→ YOUR OBJECTIVE:
Looking at the data, count the lines where the word "behavior" occurs and answer with only the number.

(Page and application data records)
○ ○ ○

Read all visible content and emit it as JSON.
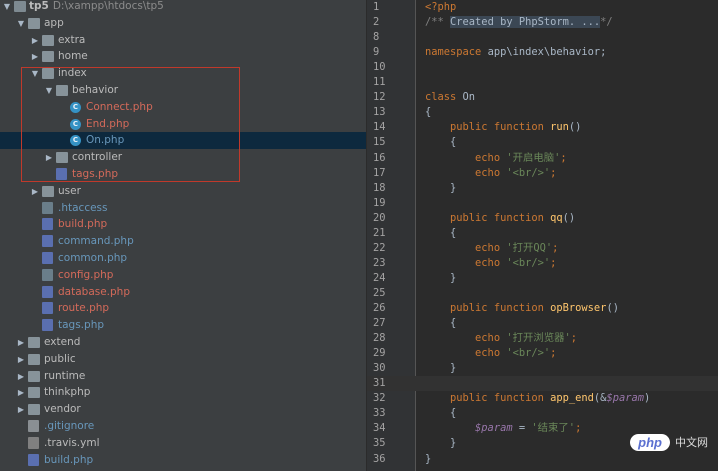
{
  "project_tree": {
    "root": {
      "name": "tp5",
      "path": "D:\\xampp\\htdocs\\tp5"
    },
    "items": [
      {
        "label": "app",
        "indent": 1,
        "kind": "folder",
        "arrow": "down",
        "style": "plain"
      },
      {
        "label": "extra",
        "indent": 2,
        "kind": "folder",
        "arrow": "right",
        "style": "plain"
      },
      {
        "label": "home",
        "indent": 2,
        "kind": "folder",
        "arrow": "right",
        "style": "plain"
      },
      {
        "label": "index",
        "indent": 2,
        "kind": "folder",
        "arrow": "down",
        "style": "plain"
      },
      {
        "label": "behavior",
        "indent": 3,
        "kind": "folder",
        "arrow": "down",
        "style": "plain"
      },
      {
        "label": "Connect.php",
        "indent": 4,
        "kind": "class",
        "style": "red"
      },
      {
        "label": "End.php",
        "indent": 4,
        "kind": "class",
        "style": "red"
      },
      {
        "label": "On.php",
        "indent": 4,
        "kind": "class",
        "style": "blue",
        "selected": true
      },
      {
        "label": "controller",
        "indent": 3,
        "kind": "folder",
        "arrow": "right",
        "style": "plain"
      },
      {
        "label": "tags.php",
        "indent": 3,
        "kind": "php",
        "style": "red"
      },
      {
        "label": "user",
        "indent": 2,
        "kind": "folder",
        "arrow": "right",
        "style": "plain"
      },
      {
        "label": ".htaccess",
        "indent": 2,
        "kind": "cfg",
        "style": "blue"
      },
      {
        "label": "build.php",
        "indent": 2,
        "kind": "php",
        "style": "red"
      },
      {
        "label": "command.php",
        "indent": 2,
        "kind": "php",
        "style": "blue"
      },
      {
        "label": "common.php",
        "indent": 2,
        "kind": "php",
        "style": "blue"
      },
      {
        "label": "config.php",
        "indent": 2,
        "kind": "cfg",
        "style": "red"
      },
      {
        "label": "database.php",
        "indent": 2,
        "kind": "php",
        "style": "red"
      },
      {
        "label": "route.php",
        "indent": 2,
        "kind": "php",
        "style": "red"
      },
      {
        "label": "tags.php",
        "indent": 2,
        "kind": "php",
        "style": "blue"
      },
      {
        "label": "extend",
        "indent": 1,
        "kind": "folder",
        "arrow": "right",
        "style": "plain"
      },
      {
        "label": "public",
        "indent": 1,
        "kind": "folder",
        "arrow": "right",
        "style": "plain"
      },
      {
        "label": "runtime",
        "indent": 1,
        "kind": "folder",
        "arrow": "right",
        "style": "plain"
      },
      {
        "label": "thinkphp",
        "indent": 1,
        "kind": "folder",
        "arrow": "right",
        "style": "plain"
      },
      {
        "label": "vendor",
        "indent": 1,
        "kind": "folder",
        "arrow": "right",
        "style": "plain"
      },
      {
        "label": ".gitignore",
        "indent": 1,
        "kind": "txt",
        "style": "blue"
      },
      {
        "label": ".travis.yml",
        "indent": 1,
        "kind": "yml",
        "style": "plain"
      },
      {
        "label": "build.php",
        "indent": 1,
        "kind": "php",
        "style": "blue"
      }
    ]
  },
  "editor": {
    "current_line": 31,
    "lines": [
      {
        "n": "1",
        "tokens": [
          {
            "t": "<?php",
            "c": "php-tag"
          }
        ]
      },
      {
        "n": "2",
        "tokens": [
          {
            "t": "/** ",
            "c": "cmt"
          },
          {
            "t": "Created by PhpStorm. ...",
            "c": "fold-text"
          },
          {
            "t": "*/",
            "c": "cmt"
          }
        ]
      },
      {
        "n": "8",
        "tokens": []
      },
      {
        "n": "9",
        "tokens": [
          {
            "t": "namespace ",
            "c": "kw"
          },
          {
            "t": "app\\index\\behavior;",
            "c": ""
          }
        ]
      },
      {
        "n": "10",
        "tokens": []
      },
      {
        "n": "11",
        "tokens": []
      },
      {
        "n": "12",
        "tokens": [
          {
            "t": "class ",
            "c": "kw"
          },
          {
            "t": "On",
            "c": ""
          }
        ]
      },
      {
        "n": "13",
        "tokens": [
          {
            "t": "{",
            "c": ""
          }
        ]
      },
      {
        "n": "14",
        "tokens": [
          {
            "t": "    public function ",
            "c": "kw"
          },
          {
            "t": "run",
            "c": "fn"
          },
          {
            "t": "()",
            "c": ""
          }
        ]
      },
      {
        "n": "15",
        "tokens": [
          {
            "t": "    {",
            "c": ""
          }
        ]
      },
      {
        "n": "16",
        "tokens": [
          {
            "t": "        echo ",
            "c": "kw"
          },
          {
            "t": "'开启电脑'",
            "c": "str"
          },
          {
            "t": ";",
            "c": "kw"
          }
        ]
      },
      {
        "n": "17",
        "tokens": [
          {
            "t": "        echo ",
            "c": "kw"
          },
          {
            "t": "'<br/>'",
            "c": "str"
          },
          {
            "t": ";",
            "c": "kw"
          }
        ]
      },
      {
        "n": "18",
        "tokens": [
          {
            "t": "    }",
            "c": ""
          }
        ]
      },
      {
        "n": "19",
        "tokens": []
      },
      {
        "n": "20",
        "tokens": [
          {
            "t": "    public function ",
            "c": "kw"
          },
          {
            "t": "qq",
            "c": "fn"
          },
          {
            "t": "()",
            "c": ""
          }
        ]
      },
      {
        "n": "21",
        "tokens": [
          {
            "t": "    {",
            "c": ""
          }
        ]
      },
      {
        "n": "22",
        "tokens": [
          {
            "t": "        echo ",
            "c": "kw"
          },
          {
            "t": "'打开QQ'",
            "c": "str"
          },
          {
            "t": ";",
            "c": "kw"
          }
        ]
      },
      {
        "n": "23",
        "tokens": [
          {
            "t": "        echo ",
            "c": "kw"
          },
          {
            "t": "'<br/>'",
            "c": "str"
          },
          {
            "t": ";",
            "c": "kw"
          }
        ]
      },
      {
        "n": "24",
        "tokens": [
          {
            "t": "    }",
            "c": ""
          }
        ]
      },
      {
        "n": "25",
        "tokens": []
      },
      {
        "n": "26",
        "tokens": [
          {
            "t": "    public function ",
            "c": "kw"
          },
          {
            "t": "opBrowser",
            "c": "fn"
          },
          {
            "t": "()",
            "c": ""
          }
        ]
      },
      {
        "n": "27",
        "tokens": [
          {
            "t": "    {",
            "c": ""
          }
        ]
      },
      {
        "n": "28",
        "tokens": [
          {
            "t": "        echo ",
            "c": "kw"
          },
          {
            "t": "'打开浏览器'",
            "c": "str"
          },
          {
            "t": ";",
            "c": "kw"
          }
        ]
      },
      {
        "n": "29",
        "tokens": [
          {
            "t": "        echo ",
            "c": "kw"
          },
          {
            "t": "'<br/>'",
            "c": "str"
          },
          {
            "t": ";",
            "c": "kw"
          }
        ]
      },
      {
        "n": "30",
        "tokens": [
          {
            "t": "    }",
            "c": ""
          }
        ]
      },
      {
        "n": "31",
        "tokens": []
      },
      {
        "n": "32",
        "tokens": [
          {
            "t": "    public function ",
            "c": "kw"
          },
          {
            "t": "app_end",
            "c": "fn"
          },
          {
            "t": "(&",
            "c": ""
          },
          {
            "t": "$param",
            "c": "var"
          },
          {
            "t": ")",
            "c": ""
          }
        ]
      },
      {
        "n": "33",
        "tokens": [
          {
            "t": "    {",
            "c": ""
          }
        ]
      },
      {
        "n": "34",
        "tokens": [
          {
            "t": "        ",
            "c": ""
          },
          {
            "t": "$param",
            "c": "var"
          },
          {
            "t": " = ",
            "c": ""
          },
          {
            "t": "'结束了'",
            "c": "str"
          },
          {
            "t": ";",
            "c": "kw"
          }
        ]
      },
      {
        "n": "35",
        "tokens": [
          {
            "t": "    }",
            "c": ""
          }
        ]
      },
      {
        "n": "36",
        "tokens": [
          {
            "t": "}",
            "c": ""
          }
        ]
      }
    ]
  },
  "watermark": {
    "badge": "php",
    "text": "中文网"
  },
  "colors": {
    "keyword": "#cc7832",
    "function": "#ffc66d",
    "string": "#6a8759",
    "variable": "#9876aa",
    "vcs_modified": "#6897bb",
    "vcs_unversioned": "#d46a5a"
  }
}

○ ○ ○

→ EXPECTED OUTPUT:
2